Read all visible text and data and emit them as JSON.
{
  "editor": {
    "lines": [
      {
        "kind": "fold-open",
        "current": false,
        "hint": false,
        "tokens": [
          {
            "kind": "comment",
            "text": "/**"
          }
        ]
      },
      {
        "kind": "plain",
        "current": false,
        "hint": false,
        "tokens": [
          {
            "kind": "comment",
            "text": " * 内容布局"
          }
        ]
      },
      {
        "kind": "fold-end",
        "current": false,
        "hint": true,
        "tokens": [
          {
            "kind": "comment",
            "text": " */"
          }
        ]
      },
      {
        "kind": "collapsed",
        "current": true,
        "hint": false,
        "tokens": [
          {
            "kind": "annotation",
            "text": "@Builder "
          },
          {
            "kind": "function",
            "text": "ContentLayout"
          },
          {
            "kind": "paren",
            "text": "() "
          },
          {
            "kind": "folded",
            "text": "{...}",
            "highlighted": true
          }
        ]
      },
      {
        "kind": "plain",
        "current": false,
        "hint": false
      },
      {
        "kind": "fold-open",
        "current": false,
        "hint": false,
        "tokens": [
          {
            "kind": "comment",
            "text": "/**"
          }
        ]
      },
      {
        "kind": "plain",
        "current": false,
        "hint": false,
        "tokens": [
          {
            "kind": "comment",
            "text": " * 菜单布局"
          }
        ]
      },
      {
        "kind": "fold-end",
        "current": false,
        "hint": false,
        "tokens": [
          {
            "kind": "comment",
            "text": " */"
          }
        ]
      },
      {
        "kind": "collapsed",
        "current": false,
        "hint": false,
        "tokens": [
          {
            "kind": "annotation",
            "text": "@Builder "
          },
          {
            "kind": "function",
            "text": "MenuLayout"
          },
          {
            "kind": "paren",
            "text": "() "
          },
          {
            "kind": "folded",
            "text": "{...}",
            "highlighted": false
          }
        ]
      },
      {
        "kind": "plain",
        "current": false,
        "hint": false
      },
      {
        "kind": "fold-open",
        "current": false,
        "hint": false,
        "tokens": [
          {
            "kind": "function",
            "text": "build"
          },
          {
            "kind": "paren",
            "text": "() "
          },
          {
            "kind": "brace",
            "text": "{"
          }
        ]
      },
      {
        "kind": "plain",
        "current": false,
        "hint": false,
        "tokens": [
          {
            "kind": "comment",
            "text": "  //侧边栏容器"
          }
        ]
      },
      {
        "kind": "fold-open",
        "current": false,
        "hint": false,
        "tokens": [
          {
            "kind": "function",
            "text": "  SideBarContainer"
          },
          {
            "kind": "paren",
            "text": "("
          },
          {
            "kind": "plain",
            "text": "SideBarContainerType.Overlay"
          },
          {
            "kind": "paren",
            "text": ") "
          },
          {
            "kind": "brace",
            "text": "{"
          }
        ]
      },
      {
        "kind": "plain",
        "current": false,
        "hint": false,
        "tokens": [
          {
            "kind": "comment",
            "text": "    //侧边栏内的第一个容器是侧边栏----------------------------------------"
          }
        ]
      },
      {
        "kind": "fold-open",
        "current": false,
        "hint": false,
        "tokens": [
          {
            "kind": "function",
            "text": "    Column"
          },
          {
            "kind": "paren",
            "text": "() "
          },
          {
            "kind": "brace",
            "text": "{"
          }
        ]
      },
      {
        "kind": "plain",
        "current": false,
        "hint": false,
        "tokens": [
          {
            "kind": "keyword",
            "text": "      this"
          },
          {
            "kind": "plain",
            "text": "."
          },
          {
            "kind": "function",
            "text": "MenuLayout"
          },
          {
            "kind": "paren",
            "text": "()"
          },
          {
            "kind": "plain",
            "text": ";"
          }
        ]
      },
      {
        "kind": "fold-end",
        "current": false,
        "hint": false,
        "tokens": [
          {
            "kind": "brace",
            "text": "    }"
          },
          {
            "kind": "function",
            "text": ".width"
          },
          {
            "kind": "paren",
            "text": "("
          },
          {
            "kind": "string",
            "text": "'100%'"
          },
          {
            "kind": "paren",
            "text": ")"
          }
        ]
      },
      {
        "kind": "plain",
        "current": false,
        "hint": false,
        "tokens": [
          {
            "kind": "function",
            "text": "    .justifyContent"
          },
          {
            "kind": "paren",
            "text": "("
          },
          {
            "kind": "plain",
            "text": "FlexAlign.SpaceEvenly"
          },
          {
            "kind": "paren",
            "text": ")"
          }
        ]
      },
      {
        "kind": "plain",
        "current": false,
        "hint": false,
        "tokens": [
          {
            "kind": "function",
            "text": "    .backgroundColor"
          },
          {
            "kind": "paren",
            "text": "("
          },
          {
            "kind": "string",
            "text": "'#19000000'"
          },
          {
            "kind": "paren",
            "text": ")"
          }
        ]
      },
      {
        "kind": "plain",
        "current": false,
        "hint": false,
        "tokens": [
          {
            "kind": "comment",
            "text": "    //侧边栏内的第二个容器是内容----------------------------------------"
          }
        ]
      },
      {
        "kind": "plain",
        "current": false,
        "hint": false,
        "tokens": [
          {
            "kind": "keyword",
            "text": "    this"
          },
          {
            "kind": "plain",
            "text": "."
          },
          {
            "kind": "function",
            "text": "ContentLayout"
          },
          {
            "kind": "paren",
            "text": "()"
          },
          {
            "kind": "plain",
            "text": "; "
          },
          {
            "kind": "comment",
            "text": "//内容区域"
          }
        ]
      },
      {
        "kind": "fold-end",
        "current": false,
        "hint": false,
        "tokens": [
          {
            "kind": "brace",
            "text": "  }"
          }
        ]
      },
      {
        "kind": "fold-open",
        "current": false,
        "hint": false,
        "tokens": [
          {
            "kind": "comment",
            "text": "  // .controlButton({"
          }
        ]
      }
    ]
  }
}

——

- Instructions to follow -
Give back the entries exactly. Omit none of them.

- Task response -
Read all visible text and data and emit them as JSON.
{
  "editor": {
    "lines": [
      {
        "kind": "fold-open",
        "current": false,
        "hint": false,
        "tokens": [
          {
            "kind": "comment",
            "text": "/**"
          }
        ]
      },
      {
        "kind": "plain",
        "current": false,
        "hint": false,
        "tokens": [
          {
            "kind": "comment",
            "text": " * 内容布局"
          }
        ]
      },
      {
        "kind": "fold-end",
        "current": false,
        "hint": true,
        "tokens": [
          {
            "kind": "comment",
            "text": " */"
          }
        ]
      },
      {
        "kind": "collapsed",
        "current": true,
        "hint": false,
        "tokens": [
          {
            "kind": "annotation",
            "text": "@Builder "
          },
          {
            "kind": "function",
            "text": "ContentLayout"
          },
          {
            "kind": "paren",
            "text": "() "
          },
          {
            "kind": "folded",
            "text": "{...}",
            "highlighted": true
          }
        ]
      },
      {
        "kind": "plain",
        "current": false,
        "hint": false
      },
      {
        "kind": "fold-open",
        "current": false,
        "hint": false,
        "tokens": [
          {
            "kind": "comment",
            "text": "/**"
          }
        ]
      },
      {
        "kind": "plain",
        "current": false,
        "hint": false,
        "tokens": [
          {
            "kind": "comment",
            "text": " * 菜单布局"
          }
        ]
      },
      {
        "kind": "fold-end",
        "current": false,
        "hint": false,
        "tokens": [
          {
            "kind": "comment",
            "text": " */"
          }
        ]
      },
      {
        "kind": "collapsed",
        "current": false,
        "hint": false,
        "tokens": [
          {
            "kind": "annotation",
            "text": "@Builder "
          },
          {
            "kind": "function",
            "text": "MenuLayout"
          },
          {
            "kind": "paren",
            "text": "() "
          },
          {
            "kind": "folded",
            "text": "{...}",
            "highlighted": false
          }
        ]
      },
      {
        "kind": "plain",
        "current": false,
        "hint": false
      },
      {
        "kind": "fold-open",
        "current": false,
        "hint": false,
        "tokens": [
          {
            "kind": "function",
            "text": "build"
          },
          {
            "kind": "paren",
            "text": "() "
          },
          {
            "kind": "brace",
            "text": "{"
          }
        ]
      },
      {
        "kind": "plain",
        "current": false,
        "hint": false,
        "tokens": [
          {
            "kind": "comment",
            "text": "  //侧边栏容器"
          }
        ]
      },
      {
        "kind": "fold-open",
        "current": false,
        "hint": false,
        "tokens": [
          {
            "kind": "function",
            "text": "  SideBarContainer"
          },
          {
            "kind": "paren",
            "text": "("
          },
          {
            "kind": "plain",
            "text": "SideBarContainerType.Overlay"
          },
          {
            "kind": "paren",
            "text": ") "
          },
          {
            "kind": "brace",
            "text": "{"
          }
        ]
      },
      {
        "kind": "plain",
        "current": false,
        "hint": false,
        "tokens": [
          {
            "kind": "comment",
            "text": "    //侧边栏内的第一个容器是侧边栏----------------------------------------"
          }
        ]
      },
      {
        "kind": "fold-open",
        "current": false,
        "hint": false,
        "tokens": [
          {
            "kind": "function",
            "text": "    Column"
          },
          {
            "kind": "paren",
            "text": "() "
          },
          {
            "kind": "brace",
            "text": "{"
          }
        ]
      },
      {
        "kind": "plain",
        "current": false,
        "hint": false,
        "tokens": [
          {
            "kind": "keyword",
            "text": "      this"
          },
          {
            "kind": "plain",
            "text": "."
          },
          {
            "kind": "function",
            "text": "MenuLayout"
          },
          {
            "kind": "paren",
            "text": "()"
          },
          {
            "kind": "plain",
            "text": ";"
          }
        ]
      },
      {
        "kind": "fold-end",
        "current": false,
        "hint": false,
        "tokens": [
          {
            "kind": "brace",
            "text": "    }"
          },
          {
            "kind": "function",
            "text": ".width"
          },
          {
            "kind": "paren",
            "text": "("
          },
          {
            "kind": "string",
            "text": "'100%'"
          },
          {
            "kind": "paren",
            "text": ")"
          }
        ]
      },
      {
        "kind": "plain",
        "current": false,
        "hint": false,
        "tokens": [
          {
            "kind": "function",
            "text": "    .justifyContent"
          },
          {
            "kind": "paren",
            "text": "("
          },
          {
            "kind": "plain",
            "text": "FlexAlign.SpaceEvenly"
          },
          {
            "kind": "paren",
            "text": ")"
          }
        ]
      },
      {
        "kind": "plain",
        "current": false,
        "hint": false,
        "tokens": [
          {
            "kind": "function",
            "text": "    .backgroundColor"
          },
          {
            "kind": "paren",
            "text": "("
          },
          {
            "kind": "string",
            "text": "'#19000000'"
          },
          {
            "kind": "paren",
            "text": ")"
          }
        ]
      },
      {
        "kind": "plain",
        "current": false,
        "hint": false,
        "tokens": [
          {
            "kind": "comment",
            "text": "    //侧边栏内的第二个容器是内容----------------------------------------"
          }
        ]
      },
      {
        "kind": "plain",
        "current": false,
        "hint": false,
        "tokens": [
          {
            "kind": "keyword",
            "text": "    this"
          },
          {
            "kind": "plain",
            "text": "."
          },
          {
            "kind": "function",
            "text": "ContentLayout"
          },
          {
            "kind": "paren",
            "text": "()"
          },
          {
            "kind": "plain",
            "text": "; "
          },
          {
            "kind": "comment",
            "text": "//内容区域"
          }
        ]
      },
      {
        "kind": "fold-end",
        "current": false,
        "hint": false,
        "tokens": [
          {
            "kind": "brace",
            "text": "  }"
          }
        ]
      },
      {
        "kind": "fold-open",
        "current": false,
        "hint": false,
        "tokens": [
          {
            "kind": "comment",
            "text": "  // .controlButton({"
          }
        ]
      }
    ]
  }
}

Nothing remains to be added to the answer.